Five studies supported the hypothesis that people are more willing to express prejudiced attitudes when their group members’ past behavior has established nonprejudiced credentials. Study 1a showed that participants who were told that their group was more moral than similar other groups were more willing to describe a job as better suited for Whites than for African Americans. In Study 1b, when given information on group members’ prior nondiscriminatory behavior (selecting a Hispanic applicant in a prior task), participants subsequently gave more discriminatory ratings to the Hispanic applicant for a position stereotypically suited for majority members (Whites). In Study 2, moral self-concept mediated the effect of others’ prior nonprejudiced actions on a participant’s subsequent prejudiced behavior such that others’ past nonprejudiced actions enhanced the participant’s moral self-concept, and this inflated moral self-concept subsequently drove the participant’s prejudiced ratings of a Hispanic applicant. In Study 3, the moderating role of identification with the credentialing group was tested. Results showed that participants expressed more prejudiced attitudes toward a Hispanic applicant when they highly identified with the group members behaving in nonprejudiced manner. In Study 4, the credentialing task was dissociated from the participants’ own judgmental task, and, in addition, identification with the credentialing group was manipulated rather than measured. Consistent with prior studies, the results showed that participants who first had the opportunity to view an in-group member’s nonprejudiced hiring decision were more likely to reject an African American man for a job stereotypically suited for majority members. These studies suggest a vicarious moral licensing effect. (more)

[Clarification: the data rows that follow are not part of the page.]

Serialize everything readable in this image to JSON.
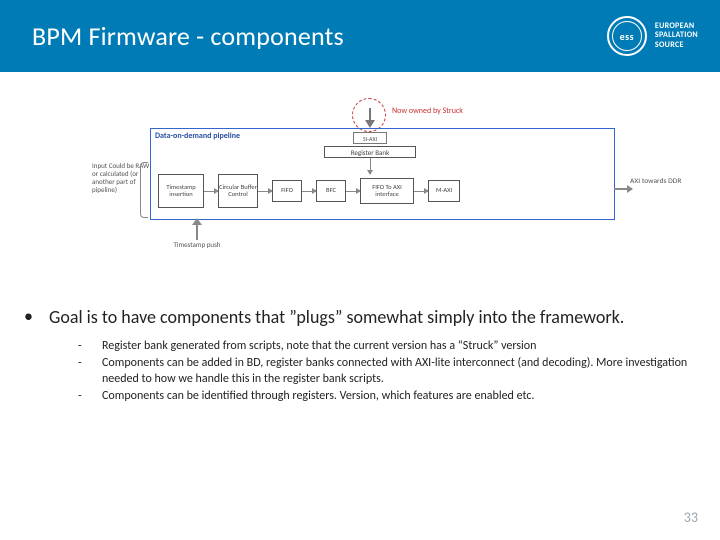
{
  "header": {
    "title": "BPM Firmware - components",
    "logo_abbr": "ess",
    "logo_line1": "EUROPEAN",
    "logo_line2": "SPALLATION",
    "logo_line3": "SOURCE"
  },
  "diagram": {
    "outer_label": "Data-on-demand pipeline",
    "annotation": "Now owned by Struck",
    "slaxi": "SI-AXI",
    "regbank": "Register Bank",
    "input_text": "Input\nCould be RAW or calculated (or another part of pipeline)",
    "ts_box": "Timestamp insertion",
    "cbc_box": "Circular Buffer Control",
    "fifo1": "FIFO",
    "bfc": "BFC",
    "fifo2": "FIFO\nTo AXI interface",
    "maxi": "M-AXI",
    "ts_push": "Timestamp push",
    "axi_out": "AXI towards DDR"
  },
  "content": {
    "goal": "Goal is to have components that ”plugs” somewhat simply into the framework.",
    "subs": [
      "Register bank generated from scripts, note that the current version has a “Struck” version",
      "Components can be added in BD, register banks connected with AXI-lite interconnect (and decoding). More investigation needed to how we handle this in the register bank scripts.",
      "Components can be identified through registers. Version, which features are enabled etc."
    ]
  },
  "page_number": "33"
}
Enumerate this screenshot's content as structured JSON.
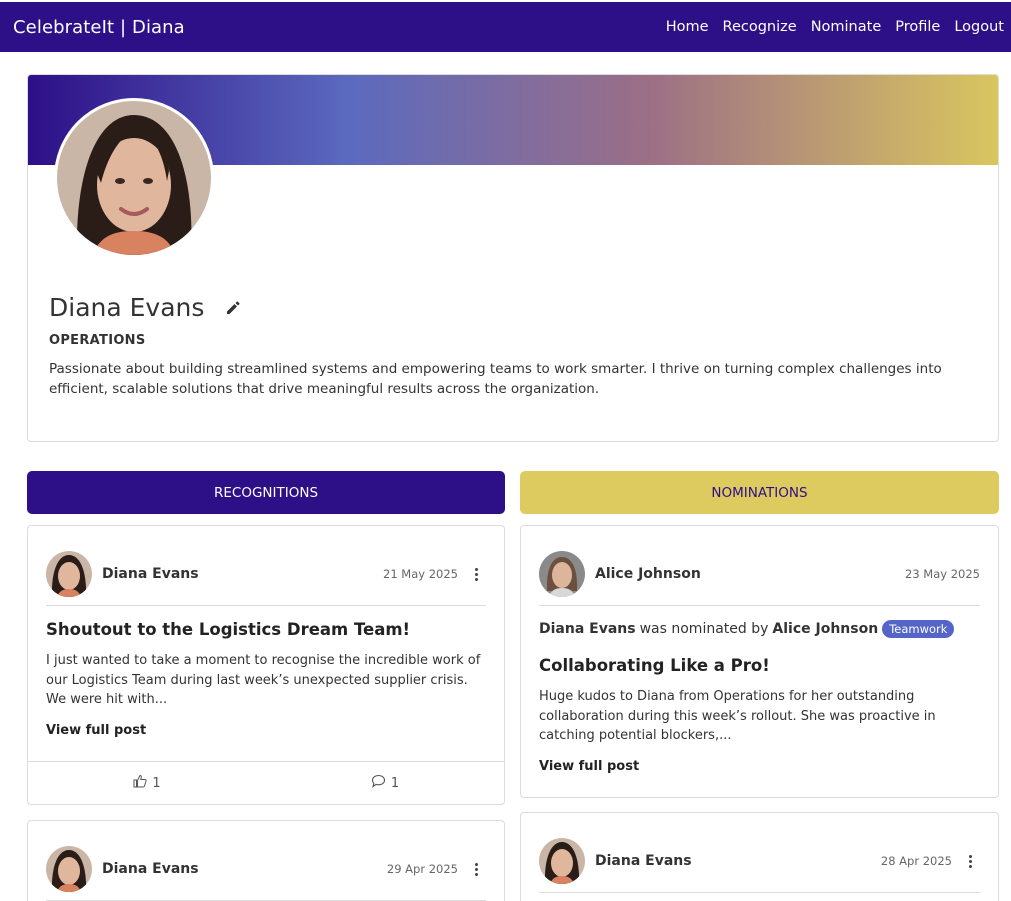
{
  "navbar": {
    "brand": "CelebrateIt | Diana",
    "links": [
      "Home",
      "Recognize",
      "Nominate",
      "Profile",
      "Logout"
    ]
  },
  "profile": {
    "name": "Diana Evans",
    "department": "OPERATIONS",
    "bio": "Passionate about building streamlined systems and empowering teams to work smarter. I thrive on turning complex challenges into efficient, scalable solutions that drive meaningful results across the organization."
  },
  "tabs": {
    "recognitions": "RECOGNITIONS",
    "nominations": "NOMINATIONS"
  },
  "colors": {
    "primary": "#2d0f87",
    "accent": "#decb5f",
    "tag": "#5565c7"
  },
  "recognitions": [
    {
      "author": "Diana Evans",
      "date": "21 May 2025",
      "title": "Shoutout to the Logistics Dream Team!",
      "body": "I just wanted to take a moment to recognise the incredible work of our Logistics Team during last week’s unexpected supplier crisis. We were hit with...",
      "link": "View full post",
      "likes": "1",
      "comments": "1"
    },
    {
      "author": "Diana Evans",
      "date": "29 Apr 2025"
    }
  ],
  "nominations": [
    {
      "author": "Alice Johnson",
      "date": "23 May 2025",
      "nominee": "Diana Evans",
      "nominated_text": "was nominated by",
      "nominator": "Alice Johnson",
      "tag": "Teamwork",
      "title": "Collaborating Like a Pro!",
      "body": "Huge kudos to Diana from Operations for her outstanding collaboration during this week’s rollout. She was proactive in catching potential blockers,...",
      "link": "View full post"
    },
    {
      "author": "Diana Evans",
      "date": "28 Apr 2025"
    }
  ]
}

Citizens of the United States are especially proud of a history of (supposedly) doing good. The US sees itself as having saved the world from Nazism and Communism, of creating and sustaining modern medicine, of educating the world via the best universities, of being the main innovators in computer tech, of upholding the highest standards of civil and gender rights, of being unusually devoted to religion, etc.

All this self-respect, deserved or not, probably makes US citizens more willing to do bad, both individually and collectively. Dear US citizens: please ask yourself how sure you can be that your actions on the world stage are actually for good.

Categories: Ethics

Are Investors Rational and Does it Matter? Determining the Expected Utility Function for a Group of Investors

August 1, 2011 Leave a comment

Are Investors Rational and Does it Matter? Determining the Expected Utility Function for a Group of Investors

Journal of Behavioral Finance
Volume 12, Issue 2, 2011

John Livanasa

This paper reports on an experiment with a group of 236 Australian superannuation investors to derive an expected utility function for risk and return, and the resulting indifference curves. The paper concludes that the expected utility function is consistent with that anticipated in Markowitz [1952] and Sharpe [1964] except that the investors did not consider time horizon. The paper argues that the analysis of investor behavior is best served by considering the behavior of a group as a whole rather than investors as individuals, and by assessing their choices when faced with successive similar tasks.

Categories: Behavioral Econ.